=== Input for this task ===

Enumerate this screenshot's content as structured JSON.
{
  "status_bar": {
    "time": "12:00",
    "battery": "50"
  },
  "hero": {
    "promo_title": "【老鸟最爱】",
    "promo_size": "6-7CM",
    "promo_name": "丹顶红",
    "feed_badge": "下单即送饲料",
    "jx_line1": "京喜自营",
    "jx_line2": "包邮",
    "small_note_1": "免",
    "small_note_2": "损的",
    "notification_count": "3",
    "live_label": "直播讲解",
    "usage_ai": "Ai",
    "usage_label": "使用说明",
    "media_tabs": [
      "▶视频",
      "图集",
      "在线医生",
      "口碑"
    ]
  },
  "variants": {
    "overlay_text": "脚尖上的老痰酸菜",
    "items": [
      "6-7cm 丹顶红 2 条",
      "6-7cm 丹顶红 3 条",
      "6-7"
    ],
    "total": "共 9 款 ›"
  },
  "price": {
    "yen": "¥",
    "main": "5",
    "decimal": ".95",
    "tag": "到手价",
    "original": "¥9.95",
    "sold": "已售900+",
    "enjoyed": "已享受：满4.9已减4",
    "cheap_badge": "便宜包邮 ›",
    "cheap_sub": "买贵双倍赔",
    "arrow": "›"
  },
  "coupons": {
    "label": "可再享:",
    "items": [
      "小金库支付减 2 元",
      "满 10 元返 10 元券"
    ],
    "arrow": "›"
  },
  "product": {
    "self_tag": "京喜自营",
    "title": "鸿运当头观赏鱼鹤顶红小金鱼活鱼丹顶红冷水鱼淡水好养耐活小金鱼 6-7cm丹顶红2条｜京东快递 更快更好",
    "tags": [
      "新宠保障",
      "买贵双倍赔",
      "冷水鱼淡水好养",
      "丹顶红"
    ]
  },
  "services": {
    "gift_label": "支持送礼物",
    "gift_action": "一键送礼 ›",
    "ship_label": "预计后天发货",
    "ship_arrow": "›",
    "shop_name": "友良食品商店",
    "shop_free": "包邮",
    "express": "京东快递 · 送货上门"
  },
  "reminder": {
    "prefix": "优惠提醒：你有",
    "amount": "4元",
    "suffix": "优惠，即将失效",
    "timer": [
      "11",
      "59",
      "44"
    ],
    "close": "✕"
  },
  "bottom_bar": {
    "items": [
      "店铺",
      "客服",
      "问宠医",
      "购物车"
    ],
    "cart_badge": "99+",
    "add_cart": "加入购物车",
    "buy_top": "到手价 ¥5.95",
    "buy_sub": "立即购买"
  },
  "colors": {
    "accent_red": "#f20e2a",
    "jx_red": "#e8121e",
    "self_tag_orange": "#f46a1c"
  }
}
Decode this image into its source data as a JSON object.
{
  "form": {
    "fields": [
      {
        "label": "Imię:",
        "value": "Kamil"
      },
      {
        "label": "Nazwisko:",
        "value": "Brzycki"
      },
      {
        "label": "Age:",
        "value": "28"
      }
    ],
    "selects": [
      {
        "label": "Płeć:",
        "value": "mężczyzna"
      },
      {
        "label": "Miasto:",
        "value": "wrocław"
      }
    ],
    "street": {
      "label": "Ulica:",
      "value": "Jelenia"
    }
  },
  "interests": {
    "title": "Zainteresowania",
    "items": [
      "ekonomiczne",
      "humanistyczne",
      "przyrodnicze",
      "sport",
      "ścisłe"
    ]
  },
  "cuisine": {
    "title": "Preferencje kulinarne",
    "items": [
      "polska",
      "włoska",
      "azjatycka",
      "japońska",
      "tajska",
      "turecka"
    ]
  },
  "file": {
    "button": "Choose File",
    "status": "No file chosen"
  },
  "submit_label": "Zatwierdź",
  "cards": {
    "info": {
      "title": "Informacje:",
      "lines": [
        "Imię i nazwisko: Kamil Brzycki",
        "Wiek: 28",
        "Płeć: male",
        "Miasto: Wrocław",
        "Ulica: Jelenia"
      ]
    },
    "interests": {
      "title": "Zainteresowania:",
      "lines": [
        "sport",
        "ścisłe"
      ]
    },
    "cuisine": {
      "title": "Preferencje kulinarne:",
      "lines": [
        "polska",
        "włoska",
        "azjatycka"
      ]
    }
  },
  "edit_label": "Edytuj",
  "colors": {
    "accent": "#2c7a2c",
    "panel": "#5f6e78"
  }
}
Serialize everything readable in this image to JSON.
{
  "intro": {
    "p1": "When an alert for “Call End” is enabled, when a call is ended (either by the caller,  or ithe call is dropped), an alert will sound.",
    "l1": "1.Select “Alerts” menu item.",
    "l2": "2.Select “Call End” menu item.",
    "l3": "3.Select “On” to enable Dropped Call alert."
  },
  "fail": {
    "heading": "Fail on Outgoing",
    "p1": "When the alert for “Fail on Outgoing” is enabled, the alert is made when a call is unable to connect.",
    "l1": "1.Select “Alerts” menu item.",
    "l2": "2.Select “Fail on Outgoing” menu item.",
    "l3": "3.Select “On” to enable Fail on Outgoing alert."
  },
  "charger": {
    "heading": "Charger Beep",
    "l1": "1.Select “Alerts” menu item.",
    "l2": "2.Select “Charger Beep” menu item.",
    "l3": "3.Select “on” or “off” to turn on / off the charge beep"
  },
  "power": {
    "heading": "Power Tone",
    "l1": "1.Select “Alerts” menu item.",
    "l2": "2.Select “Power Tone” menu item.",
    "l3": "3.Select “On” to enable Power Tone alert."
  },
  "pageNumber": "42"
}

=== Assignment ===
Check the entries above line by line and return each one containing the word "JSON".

=== Task result ===
Enumerate this screenshot's content as structured JSON.
Decode this image into its source data as a JSON object.
Serialize everything readable in this image to JSON.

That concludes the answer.